- Zhang, Lei, Li, Yecheng, Yu, Jimmy C., Chan, King Ming
- RSC advances 2016 v.6 no.76 pp. 72155-72164
- adsorption, cell nucleus, confocal microscopy, disulfide bonds, endosomes, gene silencing, genes, glutathione, human cell lines, magnetic fields, moieties, nanoparticles, plasmids, polyethyleneimine, silica, small interfering RNA, therapeutics, thiols, transfection

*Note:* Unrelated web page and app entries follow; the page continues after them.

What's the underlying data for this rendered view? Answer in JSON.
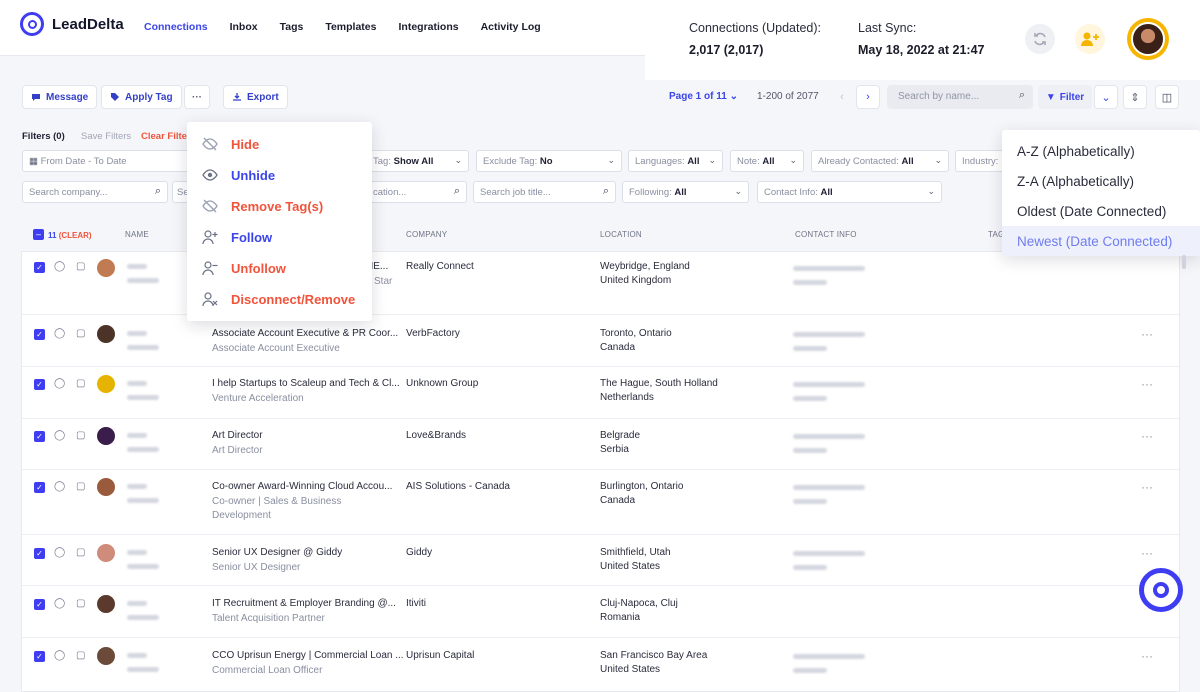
{
  "brand": {
    "name": "LeadDelta"
  },
  "nav": {
    "links": [
      {
        "label": "Connections",
        "active": true
      },
      {
        "label": "Inbox"
      },
      {
        "label": "Tags"
      },
      {
        "label": "Templates"
      },
      {
        "label": "Integrations"
      },
      {
        "label": "Activity Log"
      }
    ]
  },
  "stats": {
    "connections_label": "Connections (Updated):",
    "connections_value": "2,017 (2,017)",
    "sync_label": "Last Sync:",
    "sync_value": "May 18, 2022 at 21:47"
  },
  "toolbar": {
    "message": "Message",
    "apply_tag": "Apply Tag",
    "more": "···",
    "export": "Export"
  },
  "pagination": {
    "page": "Page 1 of 11",
    "range": "1-200 of 2077",
    "search_placeholder": "Search by name...",
    "filter": "Filter"
  },
  "filters": {
    "title": "Filters (0)",
    "save": "Save Filters",
    "clear": "Clear Filte",
    "date": "From Date - To Date",
    "tag_prefix": "Tag:",
    "tag_value": "Show All",
    "exclude_prefix": "Exclude Tag:",
    "exclude_value": "No",
    "languages_prefix": "Languages:",
    "languages_value": "All",
    "note_prefix": "Note:",
    "note_value": "All",
    "contacted_prefix": "Already Contacted:",
    "contacted_value": "All",
    "industry_prefix": "Industry:",
    "company_placeholder": "Search company...",
    "company_stub": "Se",
    "location_placeholder": "cation...",
    "job_placeholder": "Search job title...",
    "following_prefix": "Following:",
    "following_value": "All",
    "contact_prefix": "Contact Info:",
    "contact_value": "All"
  },
  "table": {
    "selected_count": "11",
    "clear": "(CLEAR)",
    "headers": {
      "name": "NAME",
      "company": "COMPANY",
      "location": "LOCATION",
      "contact": "CONTACT INFO",
      "tags": "TAG"
    },
    "rows": [
      {
        "title": "NE...",
        "subtitle": "Star",
        "company": "Really Connect",
        "loc1": "Weybridge, England",
        "loc2": "United Kingdom",
        "avcolor": "#c07b52"
      },
      {
        "title": "Associate Account Executive & PR Coor...",
        "subtitle": "Associate Account Executive",
        "company": "VerbFactory",
        "loc1": "Toronto, Ontario",
        "loc2": "Canada",
        "avcolor": "#4b3327"
      },
      {
        "title": "I help Startups to Scaleup and Tech & Cl...",
        "subtitle": "Venture Acceleration",
        "company": "Unknown Group",
        "loc1": "The Hague, South Holland",
        "loc2": "Netherlands",
        "avcolor": "#e6b400"
      },
      {
        "title": "Art Director",
        "subtitle": "Art Director",
        "company": "Love&Brands",
        "loc1": "Belgrade",
        "loc2": "Serbia",
        "avcolor": "#3a1d4a"
      },
      {
        "title": "Co-owner Award-Winning Cloud Accou...",
        "subtitle": "Co-owner | Sales & Business",
        "subtitle2": "Development",
        "company": "AIS Solutions - Canada",
        "loc1": "Burlington, Ontario",
        "loc2": "Canada",
        "avcolor": "#9a5b3c"
      },
      {
        "title": "Senior UX Designer @ Giddy",
        "subtitle": "Senior UX Designer",
        "company": "Giddy",
        "loc1": "Smithfield, Utah",
        "loc2": "United States",
        "avcolor": "#d08c7a"
      },
      {
        "title": "IT Recruitment & Employer Branding @...",
        "subtitle": "Talent Acquisition Partner",
        "company": "Itiviti",
        "loc1": "Cluj-Napoca, Cluj",
        "loc2": "Romania",
        "avcolor": "#5b3a2d"
      },
      {
        "title": "CCO Uprisun Energy | Commercial Loan ...",
        "subtitle": "Commercial Loan Officer",
        "company": "Uprisun Capital",
        "loc1": "San Francisco Bay Area",
        "loc2": "United States",
        "avcolor": "#6b4a3a"
      }
    ]
  },
  "action_menu": {
    "items": [
      {
        "label": "Hide",
        "tone": "red",
        "icon": "eye-off-icon"
      },
      {
        "label": "Unhide",
        "tone": "blue",
        "icon": "eye-icon"
      },
      {
        "label": "Remove Tag(s)",
        "tone": "red",
        "icon": "eye-off-icon"
      },
      {
        "label": "Follow",
        "tone": "blue",
        "icon": "user-plus-icon"
      },
      {
        "label": "Unfollow",
        "tone": "red",
        "icon": "user-minus-icon"
      },
      {
        "label": "Disconnect/Remove",
        "tone": "red",
        "icon": "user-x-icon"
      }
    ]
  },
  "sort_menu": {
    "options": [
      "A-Z (Alphabetically)",
      "Z-A (Alphabetically)",
      "Oldest (Date Connected)",
      "Newest (Date Connected)"
    ],
    "selected": "Newest (Date Connected)"
  },
  "colors": {
    "accent": "#3b45e8",
    "danger": "#f0543b"
  }
}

- Gene or DNA transfection is a non-viral tool for therapy on gene-based diseases by delivering nucleic acids into the target cells and change gene functions or protein expressions. The efficiency of gene transfection may be enhanced by magnetofection, which uses magnetic fields to concentrate magnetic nano-particles (MNPs) containing nucleic acid into the target cells. To protect from degradation after cellular uptake, MNPs are usually modified with cationic compounds such as polyethylenimine (PEI). After adsorption of plasmid DNAs onto the surface of positively charged MNPs, addition of extra free PEI is often required to form a ternary complex for magnetofection. It is because only the cationic compound could escape from the endosomes and transfers the nucleic acids into the cell nucleus, while the MNPs stay only in the perinuclear region. In this study, a redox-responsive disulfide bond was used to link 25 kDa PEI to MNPs, generating detachable PEIs for DNA protection, endosomal escape and nuclear entry. The as-synthesized MNPs were first wrapped in silica with thiol groups on the surface. After thiol exchange with 2-carboxyethyl-2-pyridyl disulfide, PEI was linked to the carboxyl groups with EDC/NHS chemistry. The magnetic gene carrier exhibited not only efficient DNA transfection but also a gene silencing effect as tested in both HeLa and HepG2 cells. After adding glutathione (GSH) as a trigger, plasmid DNA was released from the nanoparticles, confirming the redox-responsive property of the modified magnetic nanoparticles. The confocal microscopy images showed the labeled plasmid DNA located in the nucleus 3 h post-transfection, which was more obvious in 24 h after transfection. The co-localization of PEI and plasmid DNA in the nucleus confirmed the nucleic acids were taken in with the help of PEI, while nanoparticles remained in the perinuclear region. Our results demonstrate that the polymer-conjugated magnetic nanoparticles are effective DNA and siRNA carriers in vitro.